Dulamsuren, Choimaa, Klinge, Michael, Bat-Enerel, Banzragch, Ariunbaatar, Tumurbaatar, Tuya, Daramragchaa
Forest ecology and management 2019 v.433 pp. 780-788
Larix sibirica, biomass, boreal forests, carbon sinks, drought, ecosystems, forest regeneration, forest stands, forest steppe, habitat fragmentation, humus, latitude, microclimate, mineral soils, organic carbon, permafrost, stemwood, stocking rate, trees, water storage, Mongolia

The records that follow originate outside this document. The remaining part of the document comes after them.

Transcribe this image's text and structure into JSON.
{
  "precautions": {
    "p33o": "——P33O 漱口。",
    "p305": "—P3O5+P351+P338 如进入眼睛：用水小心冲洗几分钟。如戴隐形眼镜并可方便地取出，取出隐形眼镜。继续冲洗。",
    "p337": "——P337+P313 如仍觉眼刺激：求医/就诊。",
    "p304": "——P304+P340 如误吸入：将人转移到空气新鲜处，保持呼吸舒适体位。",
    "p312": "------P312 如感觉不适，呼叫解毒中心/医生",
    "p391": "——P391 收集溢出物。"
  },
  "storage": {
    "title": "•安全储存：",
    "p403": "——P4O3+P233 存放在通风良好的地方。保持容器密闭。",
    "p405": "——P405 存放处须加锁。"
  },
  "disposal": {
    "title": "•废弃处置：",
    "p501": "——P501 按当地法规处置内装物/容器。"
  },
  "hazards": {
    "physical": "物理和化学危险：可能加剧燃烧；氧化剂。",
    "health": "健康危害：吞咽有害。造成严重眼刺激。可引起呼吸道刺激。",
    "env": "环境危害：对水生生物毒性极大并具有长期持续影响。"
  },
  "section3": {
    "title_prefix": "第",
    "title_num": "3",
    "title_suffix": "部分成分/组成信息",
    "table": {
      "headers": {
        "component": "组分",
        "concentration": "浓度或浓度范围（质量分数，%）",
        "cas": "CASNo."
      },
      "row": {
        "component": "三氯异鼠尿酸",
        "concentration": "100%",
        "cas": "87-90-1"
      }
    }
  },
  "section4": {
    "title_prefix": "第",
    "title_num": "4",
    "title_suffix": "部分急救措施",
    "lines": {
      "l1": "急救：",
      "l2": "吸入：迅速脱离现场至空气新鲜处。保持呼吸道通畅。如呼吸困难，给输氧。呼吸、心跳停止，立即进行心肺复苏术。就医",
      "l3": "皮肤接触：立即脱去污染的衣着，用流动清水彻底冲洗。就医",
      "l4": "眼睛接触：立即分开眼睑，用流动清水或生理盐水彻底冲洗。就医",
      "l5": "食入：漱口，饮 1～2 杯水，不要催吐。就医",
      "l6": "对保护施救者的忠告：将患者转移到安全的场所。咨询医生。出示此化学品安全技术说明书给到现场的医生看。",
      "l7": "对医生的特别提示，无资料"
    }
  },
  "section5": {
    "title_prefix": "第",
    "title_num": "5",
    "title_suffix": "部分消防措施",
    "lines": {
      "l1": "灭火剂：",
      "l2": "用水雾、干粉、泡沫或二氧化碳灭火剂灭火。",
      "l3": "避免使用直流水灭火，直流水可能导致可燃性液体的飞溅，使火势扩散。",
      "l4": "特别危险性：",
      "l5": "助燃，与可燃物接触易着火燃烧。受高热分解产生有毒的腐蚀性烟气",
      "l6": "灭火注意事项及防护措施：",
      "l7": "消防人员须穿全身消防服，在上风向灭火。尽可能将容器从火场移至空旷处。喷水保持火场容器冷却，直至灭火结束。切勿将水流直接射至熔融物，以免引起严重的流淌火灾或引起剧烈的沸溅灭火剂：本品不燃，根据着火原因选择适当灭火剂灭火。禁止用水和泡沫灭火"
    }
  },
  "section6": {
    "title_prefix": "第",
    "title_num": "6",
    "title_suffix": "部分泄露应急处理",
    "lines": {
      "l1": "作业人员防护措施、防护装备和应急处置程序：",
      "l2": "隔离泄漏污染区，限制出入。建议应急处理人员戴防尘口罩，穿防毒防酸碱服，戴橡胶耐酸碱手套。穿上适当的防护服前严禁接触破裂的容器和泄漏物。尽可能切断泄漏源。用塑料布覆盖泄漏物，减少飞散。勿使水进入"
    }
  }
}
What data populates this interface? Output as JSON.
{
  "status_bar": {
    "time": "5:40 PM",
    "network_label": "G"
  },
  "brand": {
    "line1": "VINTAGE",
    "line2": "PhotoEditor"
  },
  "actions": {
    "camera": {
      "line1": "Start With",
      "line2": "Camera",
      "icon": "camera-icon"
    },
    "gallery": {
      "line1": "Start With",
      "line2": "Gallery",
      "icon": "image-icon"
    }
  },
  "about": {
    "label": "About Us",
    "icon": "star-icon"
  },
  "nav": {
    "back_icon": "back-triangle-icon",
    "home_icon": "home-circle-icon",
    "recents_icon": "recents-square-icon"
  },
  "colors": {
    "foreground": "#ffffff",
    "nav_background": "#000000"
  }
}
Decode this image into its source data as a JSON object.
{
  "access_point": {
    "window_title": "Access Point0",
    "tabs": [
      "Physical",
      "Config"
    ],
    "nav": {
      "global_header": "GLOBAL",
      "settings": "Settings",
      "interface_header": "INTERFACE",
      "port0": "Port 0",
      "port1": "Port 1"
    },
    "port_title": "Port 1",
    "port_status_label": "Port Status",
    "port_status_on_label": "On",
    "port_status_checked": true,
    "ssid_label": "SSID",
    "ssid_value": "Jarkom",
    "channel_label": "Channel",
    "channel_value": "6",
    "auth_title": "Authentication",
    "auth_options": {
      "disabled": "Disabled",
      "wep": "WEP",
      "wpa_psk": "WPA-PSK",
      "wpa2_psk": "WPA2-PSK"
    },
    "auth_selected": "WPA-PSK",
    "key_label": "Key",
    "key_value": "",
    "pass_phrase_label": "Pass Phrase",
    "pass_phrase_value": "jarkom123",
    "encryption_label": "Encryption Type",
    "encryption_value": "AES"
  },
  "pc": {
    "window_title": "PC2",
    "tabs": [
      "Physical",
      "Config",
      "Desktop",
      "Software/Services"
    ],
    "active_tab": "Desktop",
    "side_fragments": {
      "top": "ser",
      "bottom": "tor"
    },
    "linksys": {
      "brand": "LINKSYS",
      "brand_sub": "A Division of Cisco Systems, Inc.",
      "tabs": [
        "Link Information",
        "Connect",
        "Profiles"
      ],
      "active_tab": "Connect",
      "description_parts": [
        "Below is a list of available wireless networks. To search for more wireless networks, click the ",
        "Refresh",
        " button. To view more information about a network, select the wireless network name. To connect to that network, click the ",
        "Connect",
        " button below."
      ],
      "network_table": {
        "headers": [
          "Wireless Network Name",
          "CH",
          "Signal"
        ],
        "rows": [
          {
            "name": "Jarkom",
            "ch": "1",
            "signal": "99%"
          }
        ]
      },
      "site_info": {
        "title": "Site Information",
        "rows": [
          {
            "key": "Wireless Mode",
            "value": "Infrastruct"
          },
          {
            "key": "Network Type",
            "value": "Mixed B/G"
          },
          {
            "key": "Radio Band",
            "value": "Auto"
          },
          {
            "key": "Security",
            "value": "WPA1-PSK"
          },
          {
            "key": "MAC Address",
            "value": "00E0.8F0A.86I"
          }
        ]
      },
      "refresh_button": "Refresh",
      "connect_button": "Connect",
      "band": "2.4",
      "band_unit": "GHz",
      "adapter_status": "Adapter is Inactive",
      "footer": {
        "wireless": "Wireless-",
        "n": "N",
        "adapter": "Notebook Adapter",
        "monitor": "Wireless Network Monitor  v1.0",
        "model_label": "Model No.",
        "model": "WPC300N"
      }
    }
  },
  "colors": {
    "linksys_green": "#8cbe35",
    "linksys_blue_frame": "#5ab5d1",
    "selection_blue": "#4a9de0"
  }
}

The hypothesis was tested that the size and the degree of isolation of Larix sibirica forests in the forest-steppe ecotone of Mongolia affects aboveground and belowground carbon pool densities. The research question was based on the fact that both microclimate and the drought sensitivity of stemwood production were earlier shown to differ with stand size and isolation in this ecotone. Contrary to our hypothesis, we did not find significant differences in the organic carbon stock densities of the tree biomass and the mineral soil. The depth, carbon content and carbon stock density of the organic layer increased with stand size, but was not a major determinant of total ecosystem carbon stock density. Nevertheless, the increasing depth and the increasing humus content of the organic layer with stand size could be significant by improving moisture availability and, thus, promoting forest regeneration. Furthermore, reduced organic layer thickness and humus content and thus water storage capacity could be one out of several causes of the previously observed higher drought vulnerability of stemwood formation in small forest stands of the Mongolian forest-steppe. A mean carbon stock density of 237 Mg C ha−1 for total ecosystem organic carbon stock density matches with earlier estimates for Mongolia’s boreal forest corroborating the view that the ecosystem carbon pool density at the southern edge of the boreal forest is lower compared to forests at higher latitudes with even colder climate and deeper and more widespread permafrost.